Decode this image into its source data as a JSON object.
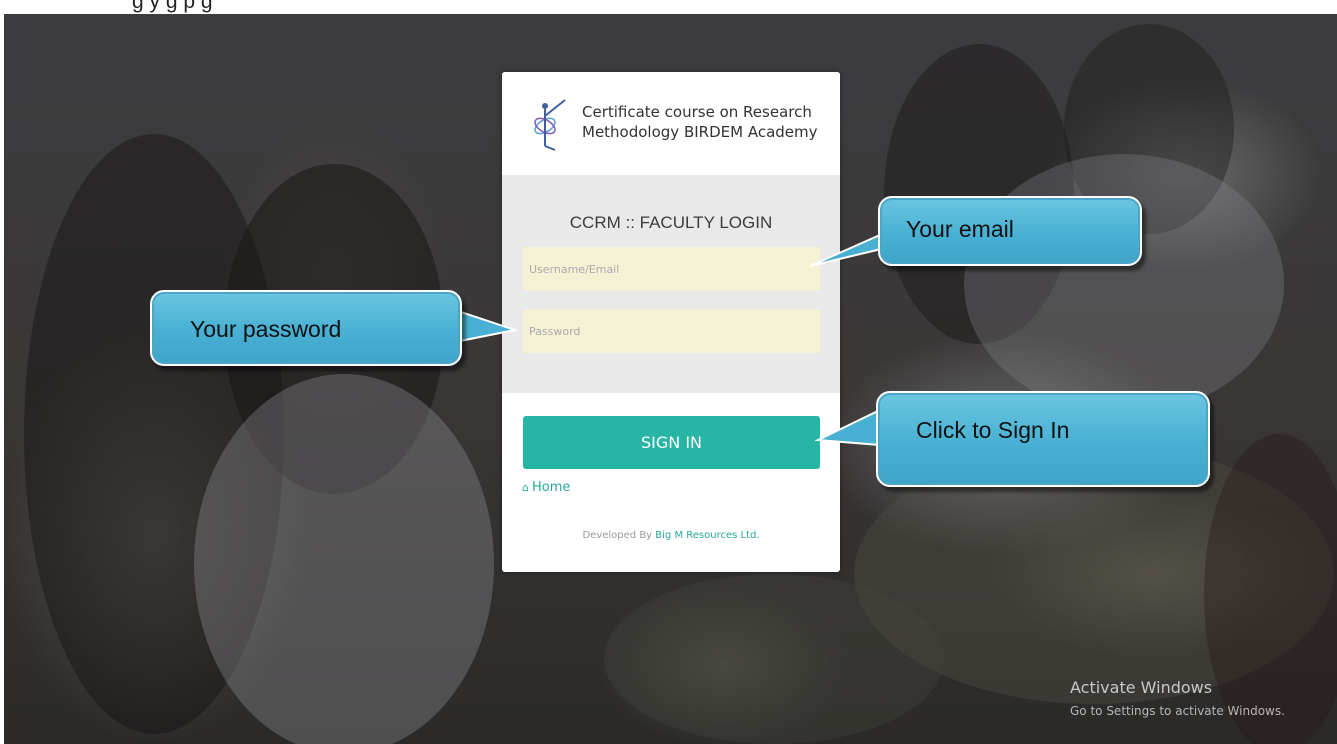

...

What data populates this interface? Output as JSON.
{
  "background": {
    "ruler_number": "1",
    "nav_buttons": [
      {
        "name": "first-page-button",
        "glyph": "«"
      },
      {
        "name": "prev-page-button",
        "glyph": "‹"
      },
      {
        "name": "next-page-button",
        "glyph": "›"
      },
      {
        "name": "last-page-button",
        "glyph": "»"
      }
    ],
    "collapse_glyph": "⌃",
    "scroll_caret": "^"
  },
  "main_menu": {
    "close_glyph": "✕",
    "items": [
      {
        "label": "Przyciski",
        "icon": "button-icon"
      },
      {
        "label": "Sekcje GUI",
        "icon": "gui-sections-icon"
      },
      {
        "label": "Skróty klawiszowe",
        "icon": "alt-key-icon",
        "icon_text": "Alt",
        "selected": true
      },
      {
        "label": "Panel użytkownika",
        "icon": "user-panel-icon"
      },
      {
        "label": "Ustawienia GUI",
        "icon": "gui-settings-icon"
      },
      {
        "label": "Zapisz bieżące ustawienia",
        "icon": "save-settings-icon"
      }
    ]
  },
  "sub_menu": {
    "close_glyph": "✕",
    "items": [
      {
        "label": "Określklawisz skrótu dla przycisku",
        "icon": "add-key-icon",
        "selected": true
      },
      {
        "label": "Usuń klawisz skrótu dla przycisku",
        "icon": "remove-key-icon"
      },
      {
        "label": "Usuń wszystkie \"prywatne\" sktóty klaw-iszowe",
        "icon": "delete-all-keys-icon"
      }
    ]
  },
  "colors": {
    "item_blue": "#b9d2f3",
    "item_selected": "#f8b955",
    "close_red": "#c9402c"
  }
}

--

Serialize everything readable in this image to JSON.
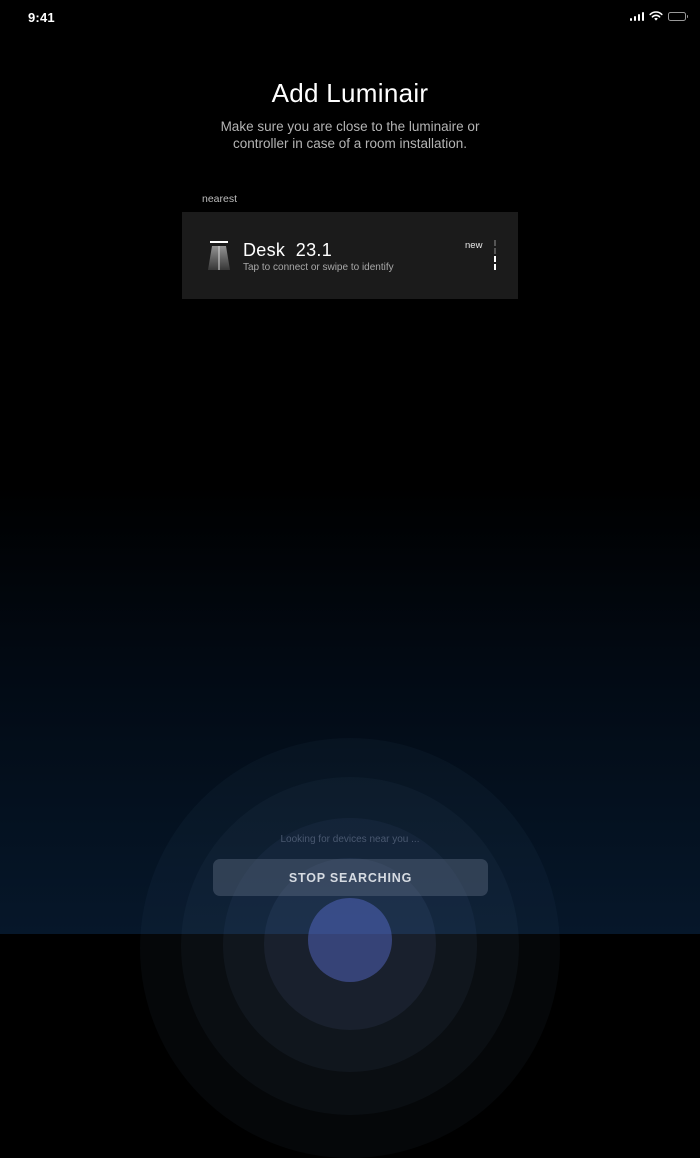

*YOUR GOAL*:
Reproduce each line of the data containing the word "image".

*EXERCISE SOLUTION*:
Decode this image into its source data as a JSON object.
Serialize everything readable in this image to JSON.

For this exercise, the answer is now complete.